Migration Compact: ‘Go it alone approach’ doesn’t work- Merkel
German Chancellor Angela Merkel, who took part in the Intergovernmental Conference that adopted Monday in Marrakech the Global Compact for Safe, Orderly and Regular Migration welcomed the adoption of the pact, saying that it was high time the international community came to a more realistic understanding over global migration.
Ms. Merkel warned that the “go it alone approach will not solve the issue,” stressing that multilateralism is the only possible way forward.
She admitted that her country – which has already welcomed more than a million migrants and refugees in recent years from countries such as Syria – will need more skilled labor from outside the European Union and has a vested interested in legal migration.
However, she reaffirmed that Member States must tackle illegal migration and clearly commit to effective border protection to prevent human trafficking, as put forward in the Compact.
“States cannot accept that traffickers are the ones deciding who crosses into countries. We must settle such matters among us”, Ms. Merkel said.
In his message to the Conference, King Mohammed VI also stressed the need for the international community to pool efforts to take up the migration challenges.
“The challenge for this Conference is therefore to unite, in the face of populism, to bring together, in the face of isolationism, and to come up, through dialogue and international cooperation, with meaningful solutions to one of the major issues of our time,” he stated.
No single country can, on its own, face up such a challenge. Just as there is no alternative to cooperation, there is no alternative to action, either. The Global Compact is not an end in itself. It will be meaningful only if it is effectively implemented. Viewed from this angle, the Marrakech Conference is, first and foremost, a call to action.
UN Secretary General Antonio Guterres who opened the intergovernmental session said that the Compact provides a platform for “humane, sensible, mutually beneficial action” resting on two “simple ideas”.
“Firstly, that migration has always been with us, but should be managed and safe; second, that national policies are far more likely to succeed with international cooperation.”
He welcomed the overwhelming global support for the pact, saying that for people on the move, “voluntary or forced; and whether or not they have been able to obtain formal authorization for movement, all human beings must have their human rights respected and their dignity upheld.”
The adoption of the pact, now known as Marrakech Compact, coincides with the 70th anniversary of the Universal Declaration of Human Rights, a document which is central to the pact. Mr. Guterres said “it would be ironic if, on the day we commemorate the 70th anniversary of the Universal Declaration of Human Rights, we would consider that migrants are to be excluded from the scope of the Declaration.”
After the adoption, the UN chief told journalists that “it was a very emotional moment” for him when he saw “the members of the conference unanimously in acclamation” adopt the Compact.
It was fitting that the conference is taking place in Marrakech, Morocco, a major migration route for centuries.

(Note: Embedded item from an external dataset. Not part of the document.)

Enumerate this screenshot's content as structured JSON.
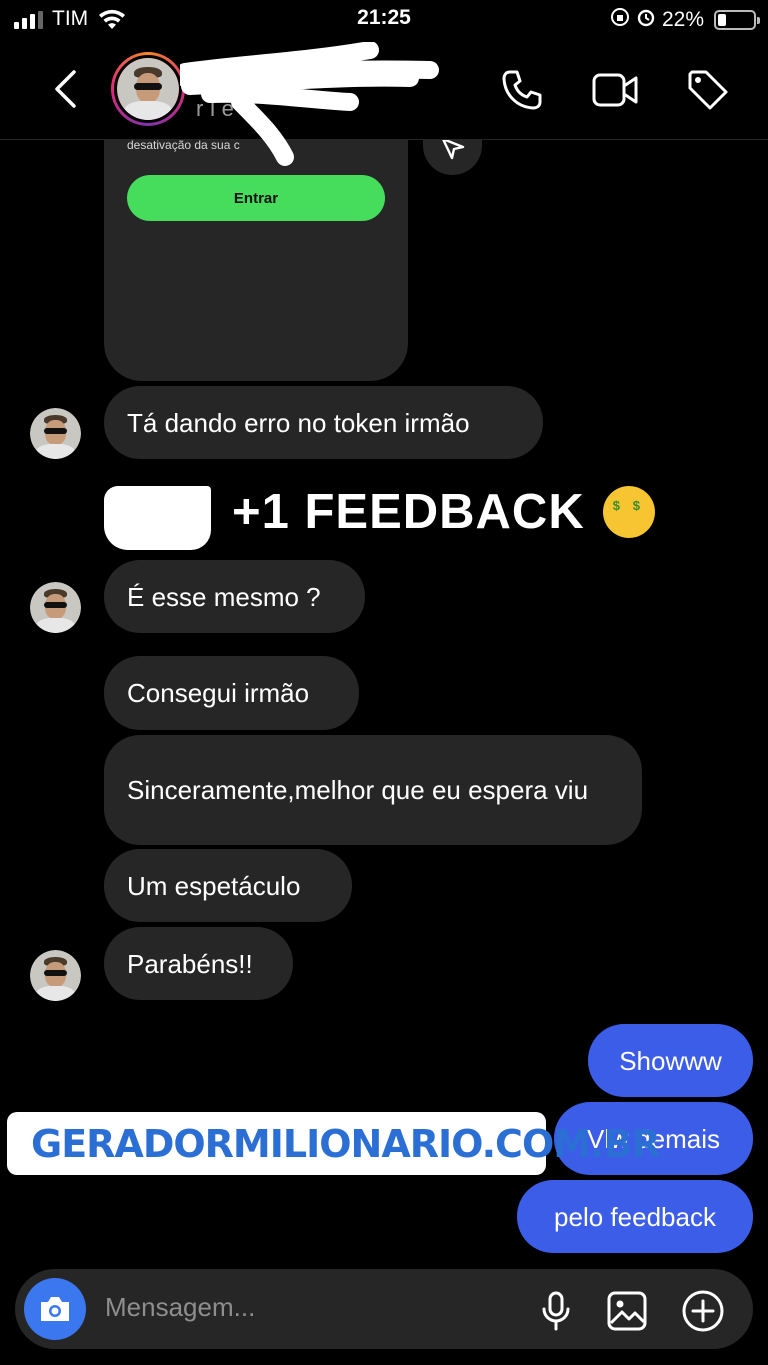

UN senior migration official Ms. Louise Arbour, tasked with overseeing the process, also applauded the adoption, calling it “wonderful occasion, really a historic moment and a really great achievement for multilateralism.”
Ms. Arbour, who is the UN Special Representative for International Migration, said the Compact “will make an enormous positive impact in the lives of millions of people – migrants themselves, the people they leave behind and the communities that will then host them.”
The pact, which is about 40 pages long, must now be the subject of a final vote of ratification, December 19 at the UN General Assembly.